··· Provided entries ···

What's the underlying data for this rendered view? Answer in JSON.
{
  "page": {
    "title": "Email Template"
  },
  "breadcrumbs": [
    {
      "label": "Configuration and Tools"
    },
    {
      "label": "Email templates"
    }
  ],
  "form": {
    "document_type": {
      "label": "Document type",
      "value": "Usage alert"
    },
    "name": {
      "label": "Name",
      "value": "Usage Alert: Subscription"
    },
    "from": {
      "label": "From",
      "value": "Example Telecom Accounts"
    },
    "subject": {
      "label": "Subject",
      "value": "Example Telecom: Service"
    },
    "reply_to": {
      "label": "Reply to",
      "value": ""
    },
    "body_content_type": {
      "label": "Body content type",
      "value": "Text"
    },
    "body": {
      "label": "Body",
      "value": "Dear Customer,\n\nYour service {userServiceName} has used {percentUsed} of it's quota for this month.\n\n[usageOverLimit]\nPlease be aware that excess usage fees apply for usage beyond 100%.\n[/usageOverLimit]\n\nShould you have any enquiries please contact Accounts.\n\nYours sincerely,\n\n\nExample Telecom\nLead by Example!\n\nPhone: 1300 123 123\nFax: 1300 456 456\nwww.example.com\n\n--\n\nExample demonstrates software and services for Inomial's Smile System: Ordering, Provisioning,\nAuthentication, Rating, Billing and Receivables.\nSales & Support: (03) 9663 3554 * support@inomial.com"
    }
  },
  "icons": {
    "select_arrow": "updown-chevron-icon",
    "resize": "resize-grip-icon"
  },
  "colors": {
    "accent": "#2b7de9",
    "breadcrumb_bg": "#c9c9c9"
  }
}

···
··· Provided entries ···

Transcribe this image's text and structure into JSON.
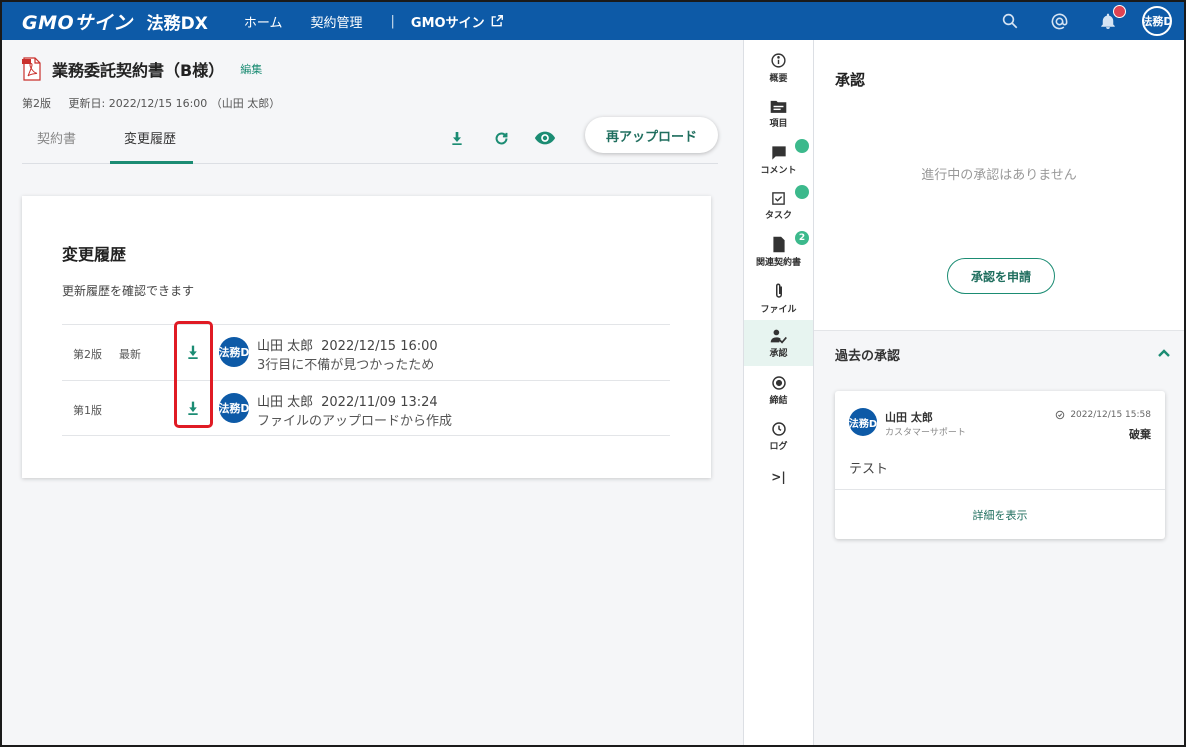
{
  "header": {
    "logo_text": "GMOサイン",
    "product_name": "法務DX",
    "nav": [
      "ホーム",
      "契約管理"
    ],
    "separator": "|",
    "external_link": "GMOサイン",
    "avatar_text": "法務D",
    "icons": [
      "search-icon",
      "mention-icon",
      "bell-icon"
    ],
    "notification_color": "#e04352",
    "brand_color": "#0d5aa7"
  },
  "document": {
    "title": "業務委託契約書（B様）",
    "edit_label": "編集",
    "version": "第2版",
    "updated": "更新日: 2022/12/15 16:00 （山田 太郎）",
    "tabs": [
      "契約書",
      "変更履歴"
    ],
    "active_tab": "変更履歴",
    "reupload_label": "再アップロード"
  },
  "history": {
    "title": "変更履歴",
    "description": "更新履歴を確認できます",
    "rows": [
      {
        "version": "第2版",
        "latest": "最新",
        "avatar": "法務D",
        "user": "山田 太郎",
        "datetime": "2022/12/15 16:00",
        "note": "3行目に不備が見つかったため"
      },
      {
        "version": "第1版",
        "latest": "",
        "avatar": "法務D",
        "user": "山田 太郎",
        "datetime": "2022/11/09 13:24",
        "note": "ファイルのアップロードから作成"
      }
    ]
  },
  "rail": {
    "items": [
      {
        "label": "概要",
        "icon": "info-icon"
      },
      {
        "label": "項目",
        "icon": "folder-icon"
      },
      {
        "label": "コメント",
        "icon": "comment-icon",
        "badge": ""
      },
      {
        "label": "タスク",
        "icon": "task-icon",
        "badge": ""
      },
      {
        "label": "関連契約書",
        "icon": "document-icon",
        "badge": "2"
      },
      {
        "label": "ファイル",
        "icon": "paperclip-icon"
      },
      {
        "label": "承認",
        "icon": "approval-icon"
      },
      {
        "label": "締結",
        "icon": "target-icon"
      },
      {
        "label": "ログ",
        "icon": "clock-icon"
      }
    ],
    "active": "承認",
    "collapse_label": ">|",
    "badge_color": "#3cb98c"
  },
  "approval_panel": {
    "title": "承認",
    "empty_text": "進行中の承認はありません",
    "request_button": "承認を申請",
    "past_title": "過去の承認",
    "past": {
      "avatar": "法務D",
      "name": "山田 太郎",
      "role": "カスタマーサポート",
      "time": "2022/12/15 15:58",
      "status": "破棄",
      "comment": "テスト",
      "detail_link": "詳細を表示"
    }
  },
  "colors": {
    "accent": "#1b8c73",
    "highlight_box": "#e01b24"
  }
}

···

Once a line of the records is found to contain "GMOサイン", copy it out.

Answer to this problem -
    "logo_text": "GMOサイン",
    "external_link": "GMOサイン",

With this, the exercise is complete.